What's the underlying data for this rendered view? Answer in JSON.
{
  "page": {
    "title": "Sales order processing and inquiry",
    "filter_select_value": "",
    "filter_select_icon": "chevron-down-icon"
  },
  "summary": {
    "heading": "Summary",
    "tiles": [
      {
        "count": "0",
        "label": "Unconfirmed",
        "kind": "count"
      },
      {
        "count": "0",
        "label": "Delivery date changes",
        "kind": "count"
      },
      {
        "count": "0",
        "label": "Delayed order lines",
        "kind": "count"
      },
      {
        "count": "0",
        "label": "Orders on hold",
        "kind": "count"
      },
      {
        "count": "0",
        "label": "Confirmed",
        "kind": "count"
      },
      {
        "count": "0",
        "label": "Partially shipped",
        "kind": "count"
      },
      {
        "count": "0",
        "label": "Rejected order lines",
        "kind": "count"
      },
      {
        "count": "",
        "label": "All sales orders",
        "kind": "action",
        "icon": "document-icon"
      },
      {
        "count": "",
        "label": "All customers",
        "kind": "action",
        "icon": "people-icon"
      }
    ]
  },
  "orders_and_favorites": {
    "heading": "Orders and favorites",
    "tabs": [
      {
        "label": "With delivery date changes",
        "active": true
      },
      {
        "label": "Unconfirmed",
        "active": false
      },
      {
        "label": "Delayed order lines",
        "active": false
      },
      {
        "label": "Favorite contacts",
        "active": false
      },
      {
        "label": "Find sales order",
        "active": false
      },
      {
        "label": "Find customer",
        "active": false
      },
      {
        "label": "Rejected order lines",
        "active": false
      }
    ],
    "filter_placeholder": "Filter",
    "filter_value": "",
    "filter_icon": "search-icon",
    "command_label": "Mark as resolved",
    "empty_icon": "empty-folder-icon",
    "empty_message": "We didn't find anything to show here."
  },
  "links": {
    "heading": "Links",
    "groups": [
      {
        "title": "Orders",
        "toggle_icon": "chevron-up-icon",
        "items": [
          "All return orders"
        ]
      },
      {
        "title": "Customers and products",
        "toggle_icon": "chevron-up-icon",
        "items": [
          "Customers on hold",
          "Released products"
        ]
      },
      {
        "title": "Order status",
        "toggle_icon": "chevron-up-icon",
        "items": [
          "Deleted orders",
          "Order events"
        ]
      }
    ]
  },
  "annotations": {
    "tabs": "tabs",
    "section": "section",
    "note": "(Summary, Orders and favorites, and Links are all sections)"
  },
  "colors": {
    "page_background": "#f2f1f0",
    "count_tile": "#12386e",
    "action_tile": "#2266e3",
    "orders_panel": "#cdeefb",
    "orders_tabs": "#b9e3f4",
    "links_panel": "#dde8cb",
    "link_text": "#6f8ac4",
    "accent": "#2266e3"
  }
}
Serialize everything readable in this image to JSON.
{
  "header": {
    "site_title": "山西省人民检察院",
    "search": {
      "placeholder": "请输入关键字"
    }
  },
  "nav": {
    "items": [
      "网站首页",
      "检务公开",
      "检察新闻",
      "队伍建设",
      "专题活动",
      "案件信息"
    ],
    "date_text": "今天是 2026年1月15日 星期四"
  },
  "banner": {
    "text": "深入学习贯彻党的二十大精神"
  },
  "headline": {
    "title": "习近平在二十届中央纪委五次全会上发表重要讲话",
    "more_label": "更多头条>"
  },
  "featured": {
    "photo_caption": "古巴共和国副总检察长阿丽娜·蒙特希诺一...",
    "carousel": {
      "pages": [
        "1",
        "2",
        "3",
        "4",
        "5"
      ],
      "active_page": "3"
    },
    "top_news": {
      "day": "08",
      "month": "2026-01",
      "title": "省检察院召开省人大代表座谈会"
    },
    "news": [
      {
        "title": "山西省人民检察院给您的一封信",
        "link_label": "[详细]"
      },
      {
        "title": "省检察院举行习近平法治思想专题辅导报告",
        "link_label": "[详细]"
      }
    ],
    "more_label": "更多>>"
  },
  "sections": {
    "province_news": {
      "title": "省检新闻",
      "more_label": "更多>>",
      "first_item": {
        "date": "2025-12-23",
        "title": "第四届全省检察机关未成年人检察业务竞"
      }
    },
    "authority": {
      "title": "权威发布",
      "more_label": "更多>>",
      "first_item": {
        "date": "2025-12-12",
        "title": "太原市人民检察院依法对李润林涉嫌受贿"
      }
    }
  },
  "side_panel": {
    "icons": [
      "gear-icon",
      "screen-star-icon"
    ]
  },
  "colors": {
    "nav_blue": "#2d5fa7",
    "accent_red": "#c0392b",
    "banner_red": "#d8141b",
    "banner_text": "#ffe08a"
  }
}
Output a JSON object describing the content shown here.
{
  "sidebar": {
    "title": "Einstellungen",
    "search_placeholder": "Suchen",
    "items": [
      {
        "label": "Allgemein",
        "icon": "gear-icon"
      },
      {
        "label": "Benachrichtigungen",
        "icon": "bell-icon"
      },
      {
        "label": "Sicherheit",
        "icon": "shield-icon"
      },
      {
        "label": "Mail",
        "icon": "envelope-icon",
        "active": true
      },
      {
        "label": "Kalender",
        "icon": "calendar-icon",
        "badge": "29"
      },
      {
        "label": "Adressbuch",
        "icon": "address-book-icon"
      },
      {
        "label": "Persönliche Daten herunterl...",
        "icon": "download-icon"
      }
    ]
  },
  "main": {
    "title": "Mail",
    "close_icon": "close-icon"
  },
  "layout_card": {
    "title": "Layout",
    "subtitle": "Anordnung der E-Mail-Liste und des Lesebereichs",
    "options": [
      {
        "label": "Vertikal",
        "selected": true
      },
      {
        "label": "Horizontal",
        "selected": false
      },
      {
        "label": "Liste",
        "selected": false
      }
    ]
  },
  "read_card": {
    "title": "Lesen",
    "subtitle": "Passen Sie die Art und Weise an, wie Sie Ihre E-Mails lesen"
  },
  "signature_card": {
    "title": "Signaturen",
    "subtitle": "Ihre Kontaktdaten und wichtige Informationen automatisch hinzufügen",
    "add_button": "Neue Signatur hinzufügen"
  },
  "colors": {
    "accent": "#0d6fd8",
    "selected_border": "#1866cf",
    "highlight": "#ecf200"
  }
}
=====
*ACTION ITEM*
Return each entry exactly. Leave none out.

*THE COMPLETED TASK*
What's the underlying data for this rendered view? Answer in JSON.
{
  "page": {
    "title": "Sales order processing and inquiry",
    "filter_select_value": "",
    "filter_select_icon": "chevron-down-icon"
  },
  "summary": {
    "heading": "Summary",
    "tiles": [
      {
        "count": "0",
        "label": "Unconfirmed",
        "kind": "count"
      },
      {
        "count": "0",
        "label": "Delivery date changes",
        "kind": "count"
      },
      {
        "count": "0",
        "label": "Delayed order lines",
        "kind": "count"
      },
      {
        "count": "0",
        "label": "Orders on hold",
        "kind": "count"
      },
      {
        "count": "0",
        "label": "Confirmed",
        "kind": "count"
      },
      {
        "count": "0",
        "label": "Partially shipped",
        "kind": "count"
      },
      {
        "count": "0",
        "label": "Rejected order lines",
        "kind": "count"
      },
      {
        "count": "",
        "label": "All sales orders",
        "kind": "action",
        "icon": "document-icon"
      },
      {
        "count": "",
        "label": "All customers",
        "kind": "action",
        "icon": "people-icon"
      }
    ]
  },
  "orders_and_favorites": {
    "heading": "Orders and favorites",
    "tabs": [
      {
        "label": "With delivery date changes",
        "active": true
      },
      {
        "label": "Unconfirmed",
        "active": false
      },
      {
        "label": "Delayed order lines",
        "active": false
      },
      {
        "label": "Favorite contacts",
        "active": false
      },
      {
        "label": "Find sales order",
        "active": false
      },
      {
        "label": "Find customer",
        "active": false
      },
      {
        "label": "Rejected order lines",
        "active": false
      }
    ],
    "filter_placeholder": "Filter",
    "filter_value": "",
    "filter_icon": "search-icon",
    "command_label": "Mark as resolved",
    "empty_icon": "empty-folder-icon",
    "empty_message": "We didn't find anything to show here."
  },
  "links": {
    "heading": "Links",
    "groups": [
      {
        "title": "Orders",
        "toggle_icon": "chevron-up-icon",
        "items": [
          "All return orders"
        ]
      },
      {
        "title": "Customers and products",
        "toggle_icon": "chevron-up-icon",
        "items": [
          "Customers on hold",
          "Released products"
        ]
      },
      {
        "title": "Order status",
        "toggle_icon": "chevron-up-icon",
        "items": [
          "Deleted orders",
          "Order events"
        ]
      }
    ]
  },
  "annotations": {
    "tabs": "tabs",
    "section": "section",
    "note": "(Summary, Orders and favorites, and Links are all sections)"
  },
  "colors": {
    "page_background": "#f2f1f0",
    "count_tile": "#12386e",
    "action_tile": "#2266e3",
    "orders_panel": "#cdeefb",
    "orders_tabs": "#b9e3f4",
    "links_panel": "#dde8cb",
    "link_text": "#6f8ac4",
    "accent": "#2266e3"
  }
}
Serialize everything readable in this image to JSON.
{
  "header": {
    "site_title": "山西省人民检察院",
    "search": {
      "placeholder": "请输入关键字"
    }
  },
  "nav": {
    "items": [
      "网站首页",
      "检务公开",
      "检察新闻",
      "队伍建设",
      "专题活动",
      "案件信息"
    ],
    "date_text": "今天是 2026年1月15日 星期四"
  },
  "banner": {
    "text": "深入学习贯彻党的二十大精神"
  },
  "headline": {
    "title": "习近平在二十届中央纪委五次全会上发表重要讲话",
    "more_label": "更多头条>"
  },
  "featured": {
    "photo_caption": "古巴共和国副总检察长阿丽娜·蒙特希诺一...",
    "carousel": {
      "pages": [
        "1",
        "2",
        "3",
        "4",
        "5"
      ],
      "active_page": "3"
    },
    "top_news": {
      "day": "08",
      "month": "2026-01",
      "title": "省检察院召开省人大代表座谈会"
    },
    "news": [
      {
        "title": "山西省人民检察院给您的一封信",
        "link_label": "[详细]"
      },
      {
        "title": "省检察院举行习近平法治思想专题辅导报告",
        "link_label": "[详细]"
      }
    ],
    "more_label": "更多>>"
  },
  "sections": {
    "province_news": {
      "title": "省检新闻",
      "more_label": "更多>>",
      "first_item": {
        "date": "2025-12-23",
        "title": "第四届全省检察机关未成年人检察业务竞"
      }
    },
    "authority": {
      "title": "权威发布",
      "more_label": "更多>>",
      "first_item": {
        "date": "2025-12-12",
        "title": "太原市人民检察院依法对李润林涉嫌受贿"
      }
    }
  },
  "side_panel": {
    "icons": [
      "gear-icon",
      "screen-star-icon"
    ]
  },
  "colors": {
    "nav_blue": "#2d5fa7",
    "accent_red": "#c0392b",
    "banner_red": "#d8141b",
    "banner_text": "#ffe08a"
  }
}
Output a JSON object describing the content shown here.
{
  "sidebar": {
    "title": "Einstellungen",
    "search_placeholder": "Suchen",
    "items": [
      {
        "label": "Allgemein",
        "icon": "gear-icon"
      },
      {
        "label": "Benachrichtigungen",
        "icon": "bell-icon"
      },
      {
        "label": "Sicherheit",
        "icon": "shield-icon"
      },
      {
        "label": "Mail",
        "icon": "envelope-icon",
        "active": true
      },
      {
        "label": "Kalender",
        "icon": "calendar-icon",
        "badge": "29"
      },
      {
        "label": "Adressbuch",
        "icon": "address-book-icon"
      },
      {
        "label": "Persönliche Daten herunterl...",
        "icon": "download-icon"
      }
    ]
  },
  "main": {
    "title": "Mail",
    "close_icon": "close-icon"
  },
  "layout_card": {
    "title": "Layout",
    "subtitle": "Anordnung der E-Mail-Liste und des Lesebereichs",
    "options": [
      {
        "label": "Vertikal",
        "selected": true
      },
      {
        "label": "Horizontal",
        "selected": false
      },
      {
        "label": "Liste",
        "selected": false
      }
    ]
  },
  "read_card": {
    "title": "Lesen",
    "subtitle": "Passen Sie die Art und Weise an, wie Sie Ihre E-Mails lesen"
  },
  "signature_card": {
    "title": "Signaturen",
    "subtitle": "Ihre Kontaktdaten und wichtige Informationen automatisch hinzufügen",
    "add_button": "Neue Signatur hinzufügen"
  },
  "colors": {
    "accent": "#0d6fd8",
    "selected_border": "#1866cf",
    "highlight": "#ecf200"
  }
}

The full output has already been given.